(For some reason, YouTube is no longer giving me Embed codes on my IPad.)
Earlier this evening I played rock n roll. How it works here is a local bar has a house band on Thursdays that you can sign up to play with - or sometimes a whole band comes and plays a few songs. I started a few weeks back and because keyboard players are rare I often sit in for most of the evening. My connection with the place is that a colleague of my wife goes with her husband, a guitarist and singer who has a band. He contacted me yesterday or the day before and asked if I knew Louie Louie.
Sure. But I went and reviewed it on YouTube, listened to exactly how it was played, and found the piano sound in my keyboard that most closely resembled the recording. And notes below the video led me to go read more about this, which I did in a few online places. The song, at least the original national hit recording, has an odd story. (The song has a story past that in that there is an insane number of recorded versions, but this is not the topic of the post.)

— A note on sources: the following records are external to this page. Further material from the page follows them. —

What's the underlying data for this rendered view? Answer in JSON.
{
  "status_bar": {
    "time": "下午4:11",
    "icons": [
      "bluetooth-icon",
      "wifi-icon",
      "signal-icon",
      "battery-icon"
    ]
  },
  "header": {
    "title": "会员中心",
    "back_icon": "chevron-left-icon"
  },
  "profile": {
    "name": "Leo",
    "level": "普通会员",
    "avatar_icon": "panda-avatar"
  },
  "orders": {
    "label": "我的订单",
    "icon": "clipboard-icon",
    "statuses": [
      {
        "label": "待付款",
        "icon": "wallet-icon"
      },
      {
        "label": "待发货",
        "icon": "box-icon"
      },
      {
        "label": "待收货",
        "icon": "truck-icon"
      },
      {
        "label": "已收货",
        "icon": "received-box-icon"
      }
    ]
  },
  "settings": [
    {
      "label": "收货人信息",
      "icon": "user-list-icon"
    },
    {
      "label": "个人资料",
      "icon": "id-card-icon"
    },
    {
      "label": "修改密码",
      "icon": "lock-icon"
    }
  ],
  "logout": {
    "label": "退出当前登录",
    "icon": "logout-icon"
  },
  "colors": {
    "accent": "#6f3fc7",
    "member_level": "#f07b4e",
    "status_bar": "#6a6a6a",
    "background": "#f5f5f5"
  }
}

It was written in the 1950’s. In about 1962, a Washington State band recorded it and had a regional, in this case meaning statewide, hit with it. There was another area band called the Kingsmen. They were playing local gigs and noticed that whenever Louie Louie came on the jukebox, everyone got up and danced, so they concluded they should learn it, which they did, and it made them quite popular. They were the house band for a bar and the owner of the bar became their manager.
One day in April of 1963 they played a Louie Louie marathon, nonstop for an hour and a half. The next day, their manager brought them into a local studio to record it. Jack Ely, the singer, had a hoarse voice from the marathon, he was wearing braces, and when they went into the studio there were three mics hanging from the ceiling, one of which was over the singer’s head. He had to look up (try looking up and see how it makes your throat feel) and essentially shout at the mic to be heard over a live rock n roll band. The band thought they were doing a run-through but their manager liked the first take and released that take. He liked the raw quality. He turned out to be right and they had a national hit on their hands.
The result of all these factors affecting the singer during the recording is that the words are unintelligible. Someone started a rumor that the lyrics he was singing were obscene and came up with a mildly plausible set of lyrics. By "plausible" I mean you might be talked into thinking that's what Ely was singing, not that releasing anything with those lyrics was plausible. These lyrics spread like wildfire through college campuses. Eventually, parents got wind of this and started complaining to authorities about this obscene song on the radio. The Governor of Indiana banned it (plus ca change) and the FBI, by request of a lot of parents, investigated the song. It took them about two years. They listened, they interviewed the guy who wrote the song, Richard Berry; they interviewed the recording company guys. The only guy they didn’t interview, utterly inexplicably, was the singer.
After two years the FBI concluded that the recording was not obscene and could be played anywhere.
However, it turns out that the FBI was wrong. They missed an obscenity. How could they miss it after going through this recording for two years?
It isn’t in the lyrics.
Remember that this was supposed to be a rehearsal take, not the final product. The drummer dropped a stick at just before the one minute mark. His reaction to dropping a stick during a performance was pretty much the same as any drummer’s reaction to dropping a stick during a performance. He shouted “Fuck!” It’s audible on the recording, and I don’t mean you need a good set of speakers, I mean you can hear it on a cellphone.
I just find it a very interesting example of presumably unintentional misdirection. It worked kind of like a magic trick - keep the marks’ attention in the wrong place. The FBI didn’t notice it and the public didn’t either. I assume it can still be broadcasted.